Long after Christmas ends, there is a place toys go to be cherished forever: the National Toy Hall of Fame in Rochester, New York.
Founded in 1998, the organization honors those select toys that, the organization says, “inspire creative play and enjoy popularity over a sustained period of time.”
Because toys “foster imagination, creativity and critical thinking,” the organization honors them as “among the most important human artifacts.”
Currently, 49 toys have been inducted into the Hall of Fame, with new ones added every year.
Being chosen for the honor involves an extensive public nomination and national selection process. Some of the more surprising additions include Cardboard Box (2005), Stick (2008) and Ball (2009).
A more recent inductee, Blanket (2011), earned its spot because of the toy’s versatility.
A blanket, according to the Hall of Fame, transforms into whatever a child’s imagination calls for, be it “a king’s robe, a bride’s veil (and) a superhero’s cape” or “a Roman soldier’s cloak, a princess’s flowing gown and a wizard’s flying carpet.”
Originally housed at A.C. Gilbert’s Discovery Village in Salem, Oregon, the Hall of Fame made the move to Rochester in 2002.
The new location offers more space to better accommodate the growing number of toys joining the ranks of the world’s most-beloved playthings.
In Rochester, the Hall of Fame is housed alongside the collections of The National Museum of Play, which is home to the world’s largest collection of toys and dolls.
During their visit, people are encouraged to interact with the toys.
The museum features hula-hoops, blocks and a giant Mr. Potato Head, all available for the activity toys are made for: playtime.
Two Famous Playtime Spoofs
From the Garden to the Garbage
Where one is sweet and smiley, the other is smelly and slimy.
Popular lore about Garbage Pail Kids claims the cards were created as an alternative to the “more feminine” Cabbage Patch Doll.
First produced in 1985 by The Topps Company, the collectible cards grew so popular that schools banned them. Parents worried, as one mother told The New York Times, that the Garbage Pail cards were “not at all healthy.”
Coleco, makers of Cabbage Patch Dolls, weren’t too keen on the Garbage Pail Kids either. The company sued Topps, resulting in a makeover of the Garbage Pail Kids to less resemble their more wholesome counterparts.
Today, Garbage Pail Kids continue to be popular, with a film currently in production.
No word yet on which kids—Allie Oops, Hard-Boiled Meg or Disgustin’ Justin, to name a few—will dump the trash can for the silver screen.
In the early 1960s, Chatty Cathy changed the way Americans think about dolls.
Produced by Mattel, Cathy was one of the first toys to talk using a pull-string.
Cathy had 11 different phrases, including “Please brush my hair” and “I love you.” Reproduced in recent years to meet collector demand, a mint condition model can sell for more than $600.
Not so popular is Cathy’s crazed counterpart, Talky Tina.

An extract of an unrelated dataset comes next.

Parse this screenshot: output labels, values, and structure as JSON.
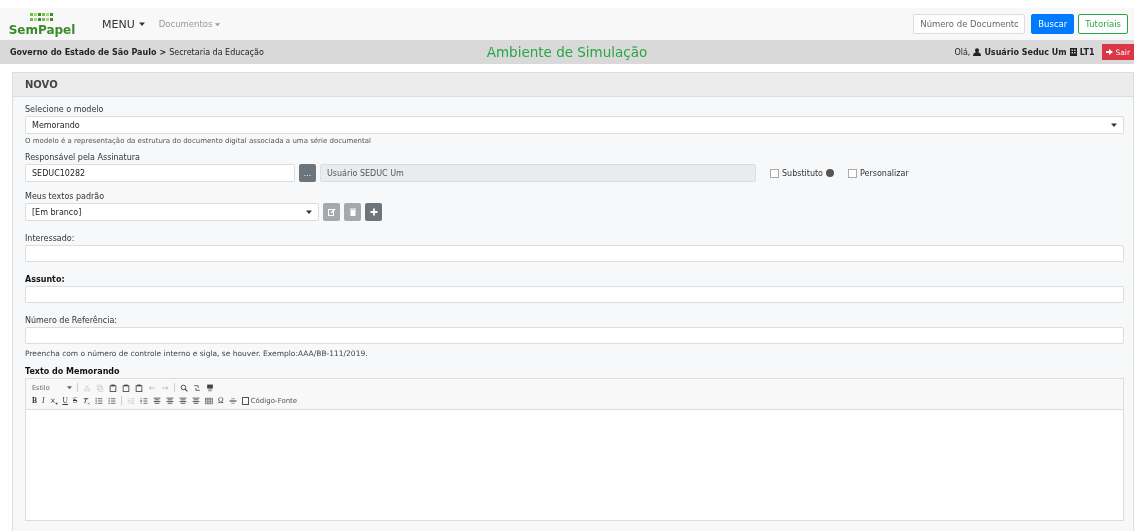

Introduced in a 1963 episode of American television series “The Twilight Zone,” Talky Tina spends the show terrorizing a family.
To add to the creep factor, the same woman who recorded Cathy’s catchphrases speaks for Tina, too. Her most famous line for the psycho plaything: “My name is Talky Tina and you’ll be sorry.”